Skiing as a sport
Skiing became established as a sport in New Zealand from around the First World War. Ski clubs were set up, and skiing enjoyed a boom in the 1930s. Commercial ski fields, however, did not develop until after the Second World War.
Danger on the slopes
The North Island's skiable mountains, Mt Ruapehu and Mt Taranaki/Egmont, are both volcanic. On 23 September 1995, Mt Ruapehu violently erupted. Although the ski fields had closed for the day, people were still on the lower slopes and in the carparks. Some left in a hurry, but others stayed to watch the spectacle.
New Zealand's main ski areas are at Mt Ruapehu in the North Island, in parts of the Southern Alps in Canterbury and South Canterbury, and in the mountains near Wānaka and Queenstown. There are also ski fields in Taranaki, Nelson, Blenheim, Kaikōura, and on the West Coast of the South Island. Since the 1970s Ōhakune, Wānaka and Queenstown have become major tourist centres due to the economic impact of skiing.
Skiing in New Zealand takes place on open slopes above the treeline, rather than on marked trails through trees as it does in many other countries. Almost all ski fields – both club and commercial – are on leased public land.
Skiing is popular in New Zealand. A 2001 survey showed that it was the fifth most frequent sporting activity for women, and the 10th for men. The highest proportion of participants were aged 18–24 age group, but skiing attracts people of all ages. It is more popular with European New Zealanders than with Māori.
New Zealand's unpredictable climate sometimes thwarts skiers and the ski tourism industry. Cold nights are needed for snow-making, and regular snowfall is not dependable.
New Zealand skiing culture
Because New Zealand has a small population and few towns at high altitude, snow sports are a less established part of life than in North America and Europe. It is more expensive to buy equipment than in other countries, but accommodation and facilities are more affordable.
European ski fields have many bars and cafés, and socialising is an important part of a skiing trip. New Zealand skiers often focus more on improvement and achievement and less on conviviality – at least on the slopes. Socialising and accommodation in New Zealand, except at club fields, is at nearby towns.
Off the defined fields in Europe, there are often serviced mountain huts, spaced closely enough for guided trips carrying small loads.
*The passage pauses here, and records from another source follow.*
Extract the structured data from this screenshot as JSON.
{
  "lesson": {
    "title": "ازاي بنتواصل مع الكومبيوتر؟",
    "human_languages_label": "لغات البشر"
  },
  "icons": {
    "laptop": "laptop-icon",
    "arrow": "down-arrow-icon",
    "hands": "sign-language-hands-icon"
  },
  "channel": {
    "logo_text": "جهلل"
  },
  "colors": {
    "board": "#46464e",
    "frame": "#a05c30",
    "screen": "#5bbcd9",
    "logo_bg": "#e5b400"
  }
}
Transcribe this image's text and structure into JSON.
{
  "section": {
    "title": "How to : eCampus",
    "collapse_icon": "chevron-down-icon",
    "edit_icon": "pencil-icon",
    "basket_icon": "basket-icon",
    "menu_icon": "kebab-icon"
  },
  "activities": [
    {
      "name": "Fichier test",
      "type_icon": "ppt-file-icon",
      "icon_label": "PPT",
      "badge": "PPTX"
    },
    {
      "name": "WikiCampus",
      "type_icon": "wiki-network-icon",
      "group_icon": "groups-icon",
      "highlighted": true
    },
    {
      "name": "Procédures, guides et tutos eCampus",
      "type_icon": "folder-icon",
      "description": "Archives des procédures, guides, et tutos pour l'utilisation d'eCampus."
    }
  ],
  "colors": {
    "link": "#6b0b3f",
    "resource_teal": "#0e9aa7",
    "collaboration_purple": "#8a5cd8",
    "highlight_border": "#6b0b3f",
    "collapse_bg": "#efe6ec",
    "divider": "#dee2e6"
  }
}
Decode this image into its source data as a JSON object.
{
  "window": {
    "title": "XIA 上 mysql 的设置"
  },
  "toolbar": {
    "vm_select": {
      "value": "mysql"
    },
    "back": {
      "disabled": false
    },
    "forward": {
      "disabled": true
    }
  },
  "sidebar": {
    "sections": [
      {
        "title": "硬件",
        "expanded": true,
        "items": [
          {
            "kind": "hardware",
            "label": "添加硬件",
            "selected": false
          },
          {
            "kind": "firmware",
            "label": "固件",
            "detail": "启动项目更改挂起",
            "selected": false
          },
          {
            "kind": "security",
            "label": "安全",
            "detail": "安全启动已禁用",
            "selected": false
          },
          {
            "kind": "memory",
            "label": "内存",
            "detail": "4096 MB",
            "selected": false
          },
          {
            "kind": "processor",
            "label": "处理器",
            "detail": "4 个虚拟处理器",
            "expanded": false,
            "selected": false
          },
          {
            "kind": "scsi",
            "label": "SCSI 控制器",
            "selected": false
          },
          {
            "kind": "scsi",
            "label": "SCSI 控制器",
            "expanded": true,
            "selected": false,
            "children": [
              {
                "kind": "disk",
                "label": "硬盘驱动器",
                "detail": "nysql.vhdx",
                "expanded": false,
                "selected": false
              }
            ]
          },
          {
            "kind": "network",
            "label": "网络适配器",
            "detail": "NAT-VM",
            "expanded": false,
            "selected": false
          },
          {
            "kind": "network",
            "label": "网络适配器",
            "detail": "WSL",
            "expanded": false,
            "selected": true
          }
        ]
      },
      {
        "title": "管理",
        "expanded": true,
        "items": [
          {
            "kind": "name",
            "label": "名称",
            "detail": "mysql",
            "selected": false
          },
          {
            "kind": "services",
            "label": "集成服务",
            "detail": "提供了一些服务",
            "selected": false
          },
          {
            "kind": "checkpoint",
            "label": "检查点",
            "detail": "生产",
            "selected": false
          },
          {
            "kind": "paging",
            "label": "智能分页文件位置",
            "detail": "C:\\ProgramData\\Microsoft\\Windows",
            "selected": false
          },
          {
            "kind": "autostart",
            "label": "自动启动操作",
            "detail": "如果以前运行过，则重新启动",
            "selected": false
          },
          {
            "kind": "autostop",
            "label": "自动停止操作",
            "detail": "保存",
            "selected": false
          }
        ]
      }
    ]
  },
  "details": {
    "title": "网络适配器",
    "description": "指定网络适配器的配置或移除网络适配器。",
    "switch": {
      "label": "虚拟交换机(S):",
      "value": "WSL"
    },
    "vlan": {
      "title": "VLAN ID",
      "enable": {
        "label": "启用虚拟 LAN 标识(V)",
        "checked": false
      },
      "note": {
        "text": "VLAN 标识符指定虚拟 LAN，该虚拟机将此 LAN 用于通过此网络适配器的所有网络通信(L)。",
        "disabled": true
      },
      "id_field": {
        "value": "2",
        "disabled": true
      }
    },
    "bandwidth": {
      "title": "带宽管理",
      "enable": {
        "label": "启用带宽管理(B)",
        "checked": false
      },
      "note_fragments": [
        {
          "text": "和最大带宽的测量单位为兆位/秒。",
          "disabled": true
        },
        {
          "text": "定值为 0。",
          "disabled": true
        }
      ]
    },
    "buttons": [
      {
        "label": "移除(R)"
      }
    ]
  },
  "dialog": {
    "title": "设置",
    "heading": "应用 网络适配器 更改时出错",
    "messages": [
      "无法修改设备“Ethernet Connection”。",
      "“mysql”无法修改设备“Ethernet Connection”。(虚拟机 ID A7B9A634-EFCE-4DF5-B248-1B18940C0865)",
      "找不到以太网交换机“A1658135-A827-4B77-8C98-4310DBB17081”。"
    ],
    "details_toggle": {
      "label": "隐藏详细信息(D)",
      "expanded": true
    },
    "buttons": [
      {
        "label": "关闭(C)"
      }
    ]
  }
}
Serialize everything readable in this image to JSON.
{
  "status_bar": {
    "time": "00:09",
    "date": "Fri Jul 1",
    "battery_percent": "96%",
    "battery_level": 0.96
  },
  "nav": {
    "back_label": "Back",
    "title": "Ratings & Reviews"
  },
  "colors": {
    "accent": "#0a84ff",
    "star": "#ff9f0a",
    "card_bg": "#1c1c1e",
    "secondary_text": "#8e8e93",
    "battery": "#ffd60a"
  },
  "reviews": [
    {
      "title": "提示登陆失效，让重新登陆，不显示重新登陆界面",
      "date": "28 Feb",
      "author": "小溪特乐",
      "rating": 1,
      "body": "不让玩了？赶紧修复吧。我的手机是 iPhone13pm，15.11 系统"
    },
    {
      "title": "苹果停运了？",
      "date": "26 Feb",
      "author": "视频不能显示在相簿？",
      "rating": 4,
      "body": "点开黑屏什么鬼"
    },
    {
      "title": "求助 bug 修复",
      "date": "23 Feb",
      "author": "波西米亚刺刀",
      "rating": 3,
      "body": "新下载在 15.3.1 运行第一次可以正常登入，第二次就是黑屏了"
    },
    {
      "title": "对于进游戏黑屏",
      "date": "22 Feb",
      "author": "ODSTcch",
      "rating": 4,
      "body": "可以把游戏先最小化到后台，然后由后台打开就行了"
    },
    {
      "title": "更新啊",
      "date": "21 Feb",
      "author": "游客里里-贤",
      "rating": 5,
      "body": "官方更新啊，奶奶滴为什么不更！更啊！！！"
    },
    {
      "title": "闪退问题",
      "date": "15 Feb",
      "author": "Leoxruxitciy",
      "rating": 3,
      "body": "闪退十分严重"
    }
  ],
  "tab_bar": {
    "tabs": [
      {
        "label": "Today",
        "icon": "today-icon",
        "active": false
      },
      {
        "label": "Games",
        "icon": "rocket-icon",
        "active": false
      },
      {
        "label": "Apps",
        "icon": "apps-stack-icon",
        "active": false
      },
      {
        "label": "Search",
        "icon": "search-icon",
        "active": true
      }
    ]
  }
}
New Zealand’s sparse facilities and harsh mountain weather mean that off-field skiers need to be self-reliant. They may need to dig snow shelters in which to wait out a storm.